Financial relief for some parents is expected in this budget, as the province is offering every parent of a child under age 12 another $200 payment, just like that received in March. This move added $380 million to the budget. “That’s direct funding to parents to help support their students in school,” Barrie-Innisfil MPP Andrea Khanjin told Barrie 360. “Even before this budget, we invested record numbers of building new schools, one that’s actually going into our area,” she added, referring to a previously announced school build in Innisfil.
Phillips says details are expected on a “staycation” tax credit soon, but will take the form of a 20 percent rebate on tourism costs for Ontarians in 2021.
The budget also provides supports for seniors, through a Seniors’ Home Safety Tax Credit, that could provide eligible applicants with up to 25 percent on a maximum of $10,000 in renovation spending. This includes projects like wheelchair ramps, support bars, and stair lifts.
Small businesses are expected to get a break out of this budget, with the province reducing the business education tax rate by about a third to 0.88 percent. It is expected this will lead to an annual savings of $450 million for some 200,000 businesses across Ontario.
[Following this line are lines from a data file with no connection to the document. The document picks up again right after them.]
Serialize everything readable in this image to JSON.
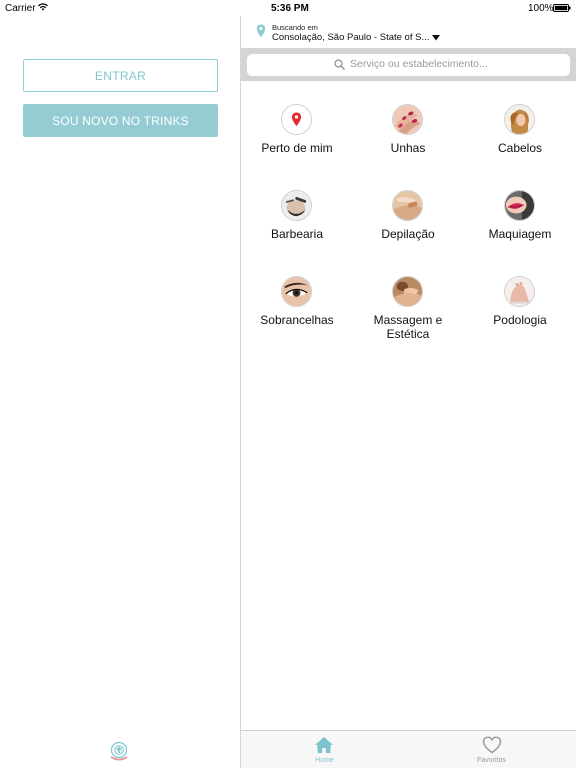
{
  "status_bar": {
    "carrier": "Carrier",
    "time": "5:36 PM",
    "battery": "100%"
  },
  "left_pane": {
    "login_label": "ENTRAR",
    "signup_label": "SOU NOVO NO TRINKS"
  },
  "location": {
    "label": "Buscando em",
    "value": "Consolação, São Paulo - State of S..."
  },
  "search": {
    "placeholder": "Serviço ou estabelecimento..."
  },
  "categories": [
    {
      "label": "Perto de mim",
      "icon": "location-pin-icon"
    },
    {
      "label": "Unhas",
      "icon": "nails-photo"
    },
    {
      "label": "Cabelos",
      "icon": "hair-photo"
    },
    {
      "label": "Barbearia",
      "icon": "barber-photo"
    },
    {
      "label": "Depilação",
      "icon": "waxing-photo"
    },
    {
      "label": "Maquiagem",
      "icon": "makeup-photo"
    },
    {
      "label": "Sobrancelhas",
      "icon": "eyebrow-photo"
    },
    {
      "label": "Massagem e Estética",
      "icon": "massage-photo"
    },
    {
      "label": "Podologia",
      "icon": "foot-photo"
    }
  ],
  "tabs": [
    {
      "label": "Home",
      "icon": "home-icon",
      "active": true
    },
    {
      "label": "Favoritos",
      "icon": "heart-icon",
      "active": false
    }
  ],
  "colors": {
    "accent": "#95ccd3",
    "pin_red": "#e8262c",
    "tab_active": "#7cc3cc",
    "tab_inactive": "#9b9b9b"
  }
}
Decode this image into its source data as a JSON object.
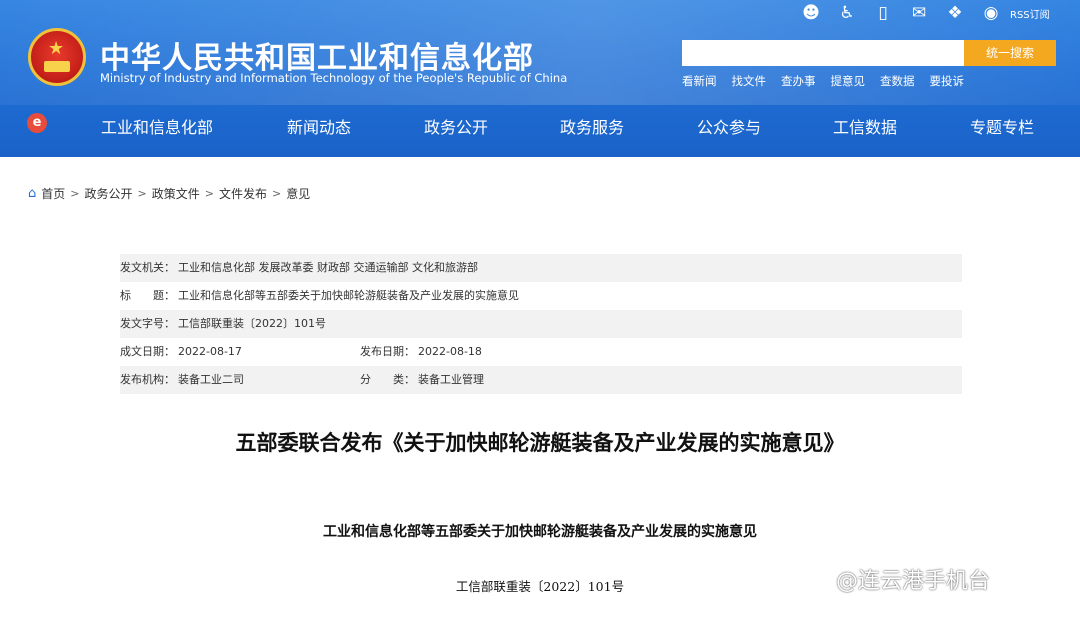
{
  "header": {
    "title_cn": "中华人民共和国工业和信息化部",
    "title_en": "Ministry of Industry and Information Technology of the People's Republic of China",
    "top_icons": [
      "mobile-person-icon",
      "accessibility-icon",
      "phone-icon",
      "mail-icon",
      "wechat-icon",
      "weibo-icon"
    ],
    "rss_label": "RSS订阅",
    "search_placeholder": "",
    "search_button": "统一搜索",
    "quick_links": [
      "看新闻",
      "找文件",
      "查办事",
      "提意见",
      "查数据",
      "要投诉"
    ],
    "accent": "#f4a81f",
    "brand": "#1f6fd6"
  },
  "nav": {
    "items": [
      "工业和信息化部",
      "新闻动态",
      "政务公开",
      "政务服务",
      "公众参与",
      "工信数据",
      "专题专栏"
    ]
  },
  "breadcrumb": [
    "首页",
    "政务公开",
    "政策文件",
    "文件发布",
    "意见"
  ],
  "meta": {
    "issuer_label": "发文机关：",
    "issuer": "工业和信息化部 发展改革委 财政部 交通运输部 文化和旅游部",
    "title_label": "标　　题：",
    "title": "工业和信息化部等五部委关于加快邮轮游艇装备及产业发展的实施意见",
    "docno_label": "发文字号：",
    "docno": "工信部联重装〔2022〕101号",
    "created_label": "成文日期：",
    "created": "2022-08-17",
    "published_label": "发布日期：",
    "published": "2022-08-18",
    "org_label": "发布机构：",
    "org": "装备工业二司",
    "category_label": "分　　类：",
    "category": "装备工业管理"
  },
  "article": {
    "title": "五部委联合发布《关于加快邮轮游艇装备及产业发展的实施意见》",
    "subtitle": "工业和信息化部等五部委关于加快邮轮游艇装备及产业发展的实施意见",
    "doc_number": "工信部联重装〔2022〕101号"
  },
  "watermark": "@连云港手机台"
}
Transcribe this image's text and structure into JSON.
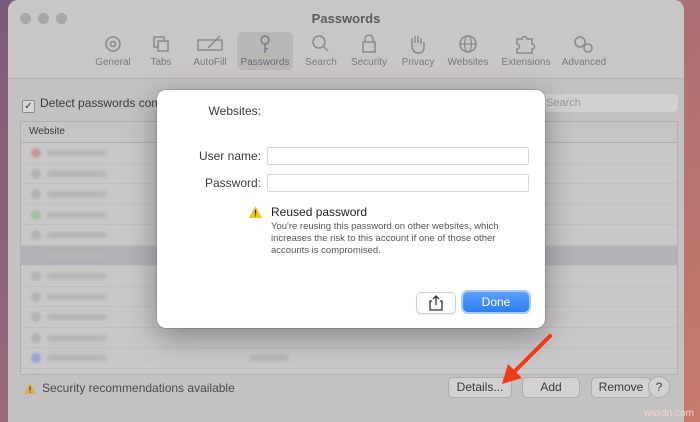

Commercial and industrial hydro users are also expected to get some $1.3 billion worth of rate reductions over the next three years, as stipulated in the budget. “That’s what this budget is about, giving that stability; everyone wants predictability,” said Khanjin. “That’s what this budget lays out, it says businesses can count on the government to be there, support them to weather the storm.”
Ford made no apologies for coming to the aid of businesses. “As (businesses) were leaving out the door a while ago – they were saying ‘how can we be competitive with the electricity costs here in Ontario’,” Ford told reporters.
NDP leader Andrea Horwath wanted to know why the education sector and public health units were not line for additional funds.
“He’s leaving 30 kids packed into classrooms; he has chosen to give no new money for public health,” she said.
Liberal leader Stephen Del Duca said the budget was a “betrayal.”
“It’s a betrayal of seniors who will die in nursing homes today – a betrayal of kids who have been packed into crowded classrooms and it’s a betrayal of parents who have been worried because their lives have been put at risk.”